For once Tarkington keeps his nerve. He very nearly loses it, holding out a sentimental sprig of hope that Russell will give Alice another try, but on the last pages he makes her walk through "that portal of doom, Frincke's Business College"—the fate worse than death that this would-be Rosalind has been avoiding for 400 pages. If the reader imagines Alice forty years later, it is not with Russell but struggling to master an electric typewriter just before retiring, alone, to her parents' old crackerbox colonial. She could even now, just barely, be alive, as Katharine Hepburn, who played her in the 1935 movie, was until last summer. On the page, unique among Tarkington's creations, she remains indisputably so, because, as the author wrote to his friend George C. Tyler, "the girl is drawn without any liking or disliking of her by the writer." Whether he knew the term or not, Tarkington had stumbled on the practice of what Keats called "negative capability"—the artist's gift for suspending judgment while he simply creates. It is a quality unknown in commercial filmmaking: the movie poster for Alice Adams exclaimed, "Everybody Will Adore Her!"—even Arthur Russell, who, as played by Fred MacMurray, manfully breaks through Alice's compulsive nonsense and embraces her in the final fade-out. About the worst thing one can say of the film is that Hollywood took Alice Adams—a great and by now largely forgotten book—and turned it into a Booth Tarkington novel.

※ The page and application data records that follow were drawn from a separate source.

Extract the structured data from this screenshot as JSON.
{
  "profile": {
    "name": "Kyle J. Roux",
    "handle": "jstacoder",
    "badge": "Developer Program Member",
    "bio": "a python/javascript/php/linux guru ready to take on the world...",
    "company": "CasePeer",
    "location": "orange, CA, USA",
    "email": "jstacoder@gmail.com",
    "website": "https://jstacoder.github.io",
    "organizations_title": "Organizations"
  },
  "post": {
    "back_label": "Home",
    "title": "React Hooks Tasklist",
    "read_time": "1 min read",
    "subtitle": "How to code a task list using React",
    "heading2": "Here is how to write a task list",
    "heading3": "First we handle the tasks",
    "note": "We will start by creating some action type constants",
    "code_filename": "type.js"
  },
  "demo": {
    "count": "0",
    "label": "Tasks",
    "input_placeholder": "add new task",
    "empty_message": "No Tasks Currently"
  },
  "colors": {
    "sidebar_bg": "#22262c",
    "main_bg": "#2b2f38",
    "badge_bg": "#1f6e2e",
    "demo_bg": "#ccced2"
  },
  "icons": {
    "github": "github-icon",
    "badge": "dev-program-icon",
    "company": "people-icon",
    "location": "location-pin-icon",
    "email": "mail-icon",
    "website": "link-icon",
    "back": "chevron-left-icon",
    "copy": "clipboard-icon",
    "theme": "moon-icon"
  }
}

The American Writer and the Great Depression (1966), edited by Harvey Swados, is another book one won't find Tarkington in. He had nothing much to say about an economic calamity that was undoing only a smoky prosperity he hadn't liked to begin with. Everything significant he'd had to utter was already sealed inside those small, boxy, wide-ruled books of the teens and the twenties—even as he lived and kept writing through World War II.

He retains the value of exact social detailing (this writer who can remind us of an age when widows consoled themselves with "In Memoriam" and a moment when the term "living room" seemed as coarse as "lifestyle"), but the twin peaks of Alice Adams and The Magnificent Ambersons make us understand how typically limited was his reach. A half century has passed since Woodress tried propping him up with some female company that has enjoyed a better critical afterlife than he: "With Cather, Glasgow, Wharton, and other older novelists still active," the biographer wrote, Tarkington "went on recording honestly the life he observed from his somewhat detached vantage point." Perhaps as good a local colorist as Glasgow, Tarkington lacked the great steady artistry of Cather and the more flashy sort of Wharton—either of which might have left him a writer with much still to say to us. One senses that he knew it would be so—knew that the more adaptable aspects of his American place and time would find later, living avatars, while his books got trapped in time's amber. The implacable optimism of Dan Oliphant, his "Midlander," would be carried into our own day by someone like Ronald Reagan, of Dixon, Illinois—whereas the Manhattan General Society Library's copy of The Midlander, prior to my borrowing it for this essay, was last due back on December 21, 1925.